==== MATERIAL PROVIDED

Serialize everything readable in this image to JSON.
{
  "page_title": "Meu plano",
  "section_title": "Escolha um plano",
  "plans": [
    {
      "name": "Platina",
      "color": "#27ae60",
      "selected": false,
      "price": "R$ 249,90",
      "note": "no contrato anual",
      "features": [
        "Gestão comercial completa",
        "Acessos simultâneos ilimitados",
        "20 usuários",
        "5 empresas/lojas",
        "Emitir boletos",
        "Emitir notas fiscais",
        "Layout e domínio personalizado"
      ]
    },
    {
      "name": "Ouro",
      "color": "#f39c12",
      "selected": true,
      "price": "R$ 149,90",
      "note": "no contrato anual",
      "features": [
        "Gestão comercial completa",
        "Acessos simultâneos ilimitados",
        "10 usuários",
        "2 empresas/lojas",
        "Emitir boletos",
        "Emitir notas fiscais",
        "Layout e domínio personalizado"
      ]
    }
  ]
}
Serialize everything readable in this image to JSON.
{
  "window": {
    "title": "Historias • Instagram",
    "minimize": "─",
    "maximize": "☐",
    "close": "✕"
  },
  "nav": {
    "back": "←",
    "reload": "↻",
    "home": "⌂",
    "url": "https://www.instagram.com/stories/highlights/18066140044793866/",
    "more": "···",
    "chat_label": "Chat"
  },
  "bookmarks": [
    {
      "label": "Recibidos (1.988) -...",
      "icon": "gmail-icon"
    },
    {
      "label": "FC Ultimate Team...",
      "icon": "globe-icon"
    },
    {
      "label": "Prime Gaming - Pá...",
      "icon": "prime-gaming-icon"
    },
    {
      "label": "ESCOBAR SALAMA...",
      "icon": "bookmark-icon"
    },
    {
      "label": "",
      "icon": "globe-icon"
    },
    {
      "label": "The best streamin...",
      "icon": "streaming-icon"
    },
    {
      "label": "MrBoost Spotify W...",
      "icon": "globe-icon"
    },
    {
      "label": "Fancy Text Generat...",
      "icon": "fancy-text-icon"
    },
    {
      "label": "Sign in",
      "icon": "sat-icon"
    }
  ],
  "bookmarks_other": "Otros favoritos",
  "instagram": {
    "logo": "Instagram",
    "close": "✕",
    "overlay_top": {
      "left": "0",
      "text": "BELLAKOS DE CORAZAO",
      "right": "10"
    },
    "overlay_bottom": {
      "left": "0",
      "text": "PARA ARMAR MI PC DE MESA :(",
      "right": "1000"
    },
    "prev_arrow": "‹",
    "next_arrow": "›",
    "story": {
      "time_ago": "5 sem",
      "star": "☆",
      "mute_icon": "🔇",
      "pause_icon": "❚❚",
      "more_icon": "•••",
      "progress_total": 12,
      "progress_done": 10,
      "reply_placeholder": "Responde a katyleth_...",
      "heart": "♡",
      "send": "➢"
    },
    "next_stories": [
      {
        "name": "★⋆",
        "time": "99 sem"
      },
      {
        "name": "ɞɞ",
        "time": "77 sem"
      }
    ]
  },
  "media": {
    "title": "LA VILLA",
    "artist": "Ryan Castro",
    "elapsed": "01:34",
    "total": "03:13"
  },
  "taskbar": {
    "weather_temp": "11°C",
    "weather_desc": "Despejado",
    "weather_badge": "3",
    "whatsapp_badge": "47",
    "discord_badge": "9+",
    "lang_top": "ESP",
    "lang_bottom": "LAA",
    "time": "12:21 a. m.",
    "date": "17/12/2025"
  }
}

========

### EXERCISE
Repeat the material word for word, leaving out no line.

### RESULT
Serialize everything readable in this image to JSON.
{
  "page_title": "Meu plano",
  "section_title": "Escolha um plano",
  "plans": [
    {
      "name": "Platina",
      "color": "#27ae60",
      "selected": false,
      "price": "R$ 249,90",
      "note": "no contrato anual",
      "features": [
        "Gestão comercial completa",
        "Acessos simultâneos ilimitados",
        "20 usuários",
        "5 empresas/lojas",
        "Emitir boletos",
        "Emitir notas fiscais",
        "Layout e domínio personalizado"
      ]
    },
    {
      "name": "Ouro",
      "color": "#f39c12",
      "selected": true,
      "price": "R$ 149,90",
      "note": "no contrato anual",
      "features": [
        "Gestão comercial completa",
        "Acessos simultâneos ilimitados",
        "10 usuários",
        "2 empresas/lojas",
        "Emitir boletos",
        "Emitir notas fiscais",
        "Layout e domínio personalizado"
      ]
    }
  ]
}
Serialize everything readable in this image to JSON.
{
  "window": {
    "title": "Historias • Instagram",
    "minimize": "─",
    "maximize": "☐",
    "close": "✕"
  },
  "nav": {
    "back": "←",
    "reload": "↻",
    "home": "⌂",
    "url": "https://www.instagram.com/stories/highlights/18066140044793866/",
    "more": "···",
    "chat_label": "Chat"
  },
  "bookmarks": [
    {
      "label": "Recibidos (1.988) -...",
      "icon": "gmail-icon"
    },
    {
      "label": "FC Ultimate Team...",
      "icon": "globe-icon"
    },
    {
      "label": "Prime Gaming - Pá...",
      "icon": "prime-gaming-icon"
    },
    {
      "label": "ESCOBAR SALAMA...",
      "icon": "bookmark-icon"
    },
    {
      "label": "",
      "icon": "globe-icon"
    },
    {
      "label": "The best streamin...",
      "icon": "streaming-icon"
    },
    {
      "label": "MrBoost Spotify W...",
      "icon": "globe-icon"
    },
    {
      "label": "Fancy Text Generat...",
      "icon": "fancy-text-icon"
    },
    {
      "label": "Sign in",
      "icon": "sat-icon"
    }
  ],
  "bookmarks_other": "Otros favoritos",
  "instagram": {
    "logo": "Instagram",
    "close": "✕",
    "overlay_top": {
      "left": "0",
      "text": "BELLAKOS DE CORAZAO",
      "right": "10"
    },
    "overlay_bottom": {
      "left": "0",
      "text": "PARA ARMAR MI PC DE MESA :(",
      "right": "1000"
    },
    "prev_arrow": "‹",
    "next_arrow": "›",
    "story": {
      "time_ago": "5 sem",
      "star": "☆",
      "mute_icon": "🔇",
      "pause_icon": "❚❚",
      "more_icon": "•••",
      "progress_total": 12,
      "progress_done": 10,
      "reply_placeholder": "Responde a katyleth_...",
      "heart": "♡",
      "send": "➢"
    },
    "next_stories": [
      {
        "name": "★⋆",
        "time": "99 sem"
      },
      {
        "name": "ɞɞ",
        "time": "77 sem"
      }
    ]
  },
  "media": {
    "title": "LA VILLA",
    "artist": "Ryan Castro",
    "elapsed": "01:34",
    "total": "03:13"
  },
  "taskbar": {
    "weather_temp": "11°C",
    "weather_desc": "Despejado",
    "weather_badge": "3",
    "whatsapp_badge": "47",
    "discord_badge": "9+",
    "lang_top": "ESP",
    "lang_bottom": "LAA",
    "time": "12:21 a. m.",
    "date": "17/12/2025"
  }
}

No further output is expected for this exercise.